Sunday’s event happened at around the same time as opposition politician Jayant Chaudhary and his supporters from the Rashtriya Lok Dal party were accosted by UP’s police while trying to go and meet the victim’s family, mirroring an incident on Friday that saw the senior Congress leader Rahul Gandhi knocked to the ground and arrested as he tried to travel from Delhi to do the same.
The displays of support for the accused have drawn criticism from leaders of several parties. Senior Shiv Sena politician Priyanka Chaturvedi said in a tweet: “Same story from Kathua to Unnao to Hathras. Consistent support to the accused.” Chaturvedi was referring to rape cases in Kathua (in Jammu and Kashmir) and Unnao (an area in Uttar Pradesh) where in each case the accused had support from a section of people including leaders of the BJP, which was in power in both those states at the time.
Dr V A Ramesh Nathan, general secretary of the National Dalit Movement for Justice (NDMJ), told The Independent that “the violence against the Dalit community, particularly against the Dalit women, in Uttar Pradesh is increasing” and “it seems that the violence is politically motivated and targeted against Dalit women by people of the dominant caste”.
“The state government and central government have failed to protect the Dalit community,” he said. “We demand that the state government must come out with preventive measures under The Scheduled Castes and Scheduled Tribes (Prevention of Atrocities) Act, 1989, and identify atrocity-prone zones to protect the Dalits. If necessary, Dalit women should be provided arms to defend themselves,” Nathan said.
A body representing Dalits and other minorities said this week that national crime statistics show “a large proportion of crimes against Dalits and Adivasis (tribal people) involve crime against women”.
They said that across India in 2019, Uttar Pradesh accounted for the highest number of atrocities against people of “scheduled castes” – an umbrella term covering historically downtrodden communities protected from discrimination by law – of any state, the equivalent of one in every four such cases recorded in the country.
On Monday a group of nearly 200 people including professors and students of the Indian Institute of Management (Bangalore) came out with an open letter to prime minister Narendra Modi condemning the gang-rape case and demanding justice for the victim, alongside assurances that her family will not be intimidated. They said that in addition to the accused they also seek punishment for those who seek to bury this matter – a reference to the outcry over the victim’s speedy cremation, allegedly against the family’s will.

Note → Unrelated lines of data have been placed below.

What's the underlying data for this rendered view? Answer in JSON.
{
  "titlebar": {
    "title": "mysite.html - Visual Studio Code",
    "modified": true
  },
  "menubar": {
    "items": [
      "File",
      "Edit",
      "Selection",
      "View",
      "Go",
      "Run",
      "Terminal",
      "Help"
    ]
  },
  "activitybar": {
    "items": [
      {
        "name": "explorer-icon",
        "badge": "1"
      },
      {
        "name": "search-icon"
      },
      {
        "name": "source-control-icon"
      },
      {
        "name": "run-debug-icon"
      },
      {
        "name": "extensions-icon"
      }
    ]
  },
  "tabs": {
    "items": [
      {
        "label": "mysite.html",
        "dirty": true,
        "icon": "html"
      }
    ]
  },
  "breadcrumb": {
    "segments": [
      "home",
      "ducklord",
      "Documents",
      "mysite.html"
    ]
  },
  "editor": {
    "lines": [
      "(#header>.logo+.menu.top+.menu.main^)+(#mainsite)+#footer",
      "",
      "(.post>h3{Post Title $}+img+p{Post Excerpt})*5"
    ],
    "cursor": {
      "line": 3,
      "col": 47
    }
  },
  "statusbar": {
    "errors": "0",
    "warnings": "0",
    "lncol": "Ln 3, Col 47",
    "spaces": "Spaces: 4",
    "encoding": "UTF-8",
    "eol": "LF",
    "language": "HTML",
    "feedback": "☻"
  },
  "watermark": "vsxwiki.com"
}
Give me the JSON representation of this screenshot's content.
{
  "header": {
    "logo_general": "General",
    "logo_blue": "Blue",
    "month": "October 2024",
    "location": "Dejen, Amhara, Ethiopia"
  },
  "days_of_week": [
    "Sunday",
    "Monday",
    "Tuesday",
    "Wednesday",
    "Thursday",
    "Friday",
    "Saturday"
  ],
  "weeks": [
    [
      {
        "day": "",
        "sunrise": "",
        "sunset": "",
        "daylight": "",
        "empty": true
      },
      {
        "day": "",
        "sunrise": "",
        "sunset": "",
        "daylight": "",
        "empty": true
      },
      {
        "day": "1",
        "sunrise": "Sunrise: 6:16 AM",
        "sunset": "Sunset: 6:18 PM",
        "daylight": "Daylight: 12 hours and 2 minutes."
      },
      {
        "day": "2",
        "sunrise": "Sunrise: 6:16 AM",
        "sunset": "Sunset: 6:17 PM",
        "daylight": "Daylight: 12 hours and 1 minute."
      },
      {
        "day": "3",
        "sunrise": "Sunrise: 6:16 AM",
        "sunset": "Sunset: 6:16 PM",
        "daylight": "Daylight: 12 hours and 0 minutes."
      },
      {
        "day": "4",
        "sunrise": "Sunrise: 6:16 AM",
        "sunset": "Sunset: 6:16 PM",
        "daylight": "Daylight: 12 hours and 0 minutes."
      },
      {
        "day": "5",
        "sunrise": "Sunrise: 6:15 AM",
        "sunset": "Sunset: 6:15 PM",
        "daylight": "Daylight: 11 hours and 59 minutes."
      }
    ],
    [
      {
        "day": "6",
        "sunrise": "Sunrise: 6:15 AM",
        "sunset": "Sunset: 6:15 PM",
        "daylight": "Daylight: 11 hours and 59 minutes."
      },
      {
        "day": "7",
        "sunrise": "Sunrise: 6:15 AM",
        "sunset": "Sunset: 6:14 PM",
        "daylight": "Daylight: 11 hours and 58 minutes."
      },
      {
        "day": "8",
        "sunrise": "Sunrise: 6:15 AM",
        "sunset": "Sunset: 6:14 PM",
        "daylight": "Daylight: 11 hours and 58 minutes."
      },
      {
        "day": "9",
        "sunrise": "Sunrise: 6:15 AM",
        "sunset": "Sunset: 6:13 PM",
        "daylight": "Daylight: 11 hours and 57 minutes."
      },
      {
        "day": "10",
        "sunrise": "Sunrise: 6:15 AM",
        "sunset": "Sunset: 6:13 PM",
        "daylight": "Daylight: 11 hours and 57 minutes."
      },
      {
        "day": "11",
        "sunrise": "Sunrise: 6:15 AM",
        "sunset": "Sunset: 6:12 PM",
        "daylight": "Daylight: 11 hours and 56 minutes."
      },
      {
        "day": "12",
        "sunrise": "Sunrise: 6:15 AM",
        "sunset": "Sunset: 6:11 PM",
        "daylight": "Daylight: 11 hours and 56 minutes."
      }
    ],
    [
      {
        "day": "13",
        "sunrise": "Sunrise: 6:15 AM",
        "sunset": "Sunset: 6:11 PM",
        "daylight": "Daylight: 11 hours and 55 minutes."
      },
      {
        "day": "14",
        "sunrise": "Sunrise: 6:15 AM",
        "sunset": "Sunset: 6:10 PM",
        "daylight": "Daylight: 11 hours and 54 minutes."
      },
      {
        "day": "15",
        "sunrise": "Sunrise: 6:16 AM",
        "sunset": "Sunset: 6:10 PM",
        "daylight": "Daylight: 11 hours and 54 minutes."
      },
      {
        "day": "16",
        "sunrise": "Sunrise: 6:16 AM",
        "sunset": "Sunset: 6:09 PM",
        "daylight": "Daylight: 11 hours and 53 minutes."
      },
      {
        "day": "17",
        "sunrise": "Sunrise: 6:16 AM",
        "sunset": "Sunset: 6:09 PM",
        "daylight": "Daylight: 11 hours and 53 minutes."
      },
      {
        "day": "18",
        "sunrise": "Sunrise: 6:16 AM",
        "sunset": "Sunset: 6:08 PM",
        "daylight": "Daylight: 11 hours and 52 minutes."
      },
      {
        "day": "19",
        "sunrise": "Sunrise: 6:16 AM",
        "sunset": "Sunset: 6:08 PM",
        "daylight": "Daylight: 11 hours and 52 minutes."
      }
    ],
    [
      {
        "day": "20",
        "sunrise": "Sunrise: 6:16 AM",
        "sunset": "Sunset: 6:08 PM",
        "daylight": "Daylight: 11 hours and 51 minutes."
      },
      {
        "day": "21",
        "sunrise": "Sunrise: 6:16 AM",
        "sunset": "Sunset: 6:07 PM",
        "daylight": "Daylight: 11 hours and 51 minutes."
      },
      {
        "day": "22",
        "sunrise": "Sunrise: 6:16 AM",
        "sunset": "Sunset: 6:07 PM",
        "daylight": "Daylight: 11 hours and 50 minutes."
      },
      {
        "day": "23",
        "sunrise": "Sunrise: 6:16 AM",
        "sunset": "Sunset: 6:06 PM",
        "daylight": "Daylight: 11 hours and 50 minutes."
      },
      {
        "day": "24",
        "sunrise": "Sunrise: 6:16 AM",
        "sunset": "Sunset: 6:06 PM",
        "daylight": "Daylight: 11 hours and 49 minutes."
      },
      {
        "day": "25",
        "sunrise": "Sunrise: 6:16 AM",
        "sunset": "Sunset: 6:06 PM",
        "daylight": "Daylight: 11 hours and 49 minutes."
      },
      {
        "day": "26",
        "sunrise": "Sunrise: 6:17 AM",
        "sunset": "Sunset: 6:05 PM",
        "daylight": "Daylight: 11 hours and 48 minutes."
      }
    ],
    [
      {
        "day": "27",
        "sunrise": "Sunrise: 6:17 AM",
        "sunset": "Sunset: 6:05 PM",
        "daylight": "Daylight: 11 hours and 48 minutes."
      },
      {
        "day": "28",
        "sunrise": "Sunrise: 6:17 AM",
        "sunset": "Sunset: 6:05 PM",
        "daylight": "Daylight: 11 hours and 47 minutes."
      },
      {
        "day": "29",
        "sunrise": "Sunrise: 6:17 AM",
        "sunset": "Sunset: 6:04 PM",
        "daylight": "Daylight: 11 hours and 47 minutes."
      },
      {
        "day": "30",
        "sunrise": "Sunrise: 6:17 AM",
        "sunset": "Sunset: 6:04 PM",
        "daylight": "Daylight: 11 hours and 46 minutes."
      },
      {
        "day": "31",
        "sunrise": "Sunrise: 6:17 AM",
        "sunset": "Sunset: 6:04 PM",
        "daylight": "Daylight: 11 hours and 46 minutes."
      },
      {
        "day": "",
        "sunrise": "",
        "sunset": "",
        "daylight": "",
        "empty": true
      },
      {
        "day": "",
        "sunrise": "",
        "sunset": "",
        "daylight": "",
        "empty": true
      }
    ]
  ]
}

“As the heirs of Ambedkar, Gandhi, Kabir, Savitribai Phule, Basavanna and countless others who have fought for equality and our rights, we will no longer consent to this injustice. We stand together and say ‘Enough!’ This stops in our generation. This stops with us,” the group said.